§ GOAL OF THE EXERCISE
Repeat each entry exactly.

▶

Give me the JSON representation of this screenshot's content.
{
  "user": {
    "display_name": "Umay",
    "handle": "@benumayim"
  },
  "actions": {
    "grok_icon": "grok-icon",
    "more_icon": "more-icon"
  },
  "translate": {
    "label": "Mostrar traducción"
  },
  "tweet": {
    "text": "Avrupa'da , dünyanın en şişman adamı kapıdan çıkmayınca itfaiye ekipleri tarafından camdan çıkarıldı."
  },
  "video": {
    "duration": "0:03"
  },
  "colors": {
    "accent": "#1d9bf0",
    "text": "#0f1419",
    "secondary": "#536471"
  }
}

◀

§ FINISHED EXERCISE
Give me the JSON representation of this screenshot's content.
{
  "user": {
    "display_name": "Umay",
    "handle": "@benumayim"
  },
  "actions": {
    "grok_icon": "grok-icon",
    "more_icon": "more-icon"
  },
  "translate": {
    "label": "Mostrar traducción"
  },
  "tweet": {
    "text": "Avrupa'da , dünyanın en şişman adamı kapıdan çıkmayınca itfaiye ekipleri tarafından camdan çıkarıldı."
  },
  "video": {
    "duration": "0:03"
  },
  "colors": {
    "accent": "#1d9bf0",
    "text": "#0f1419",
    "secondary": "#536471"
  }
}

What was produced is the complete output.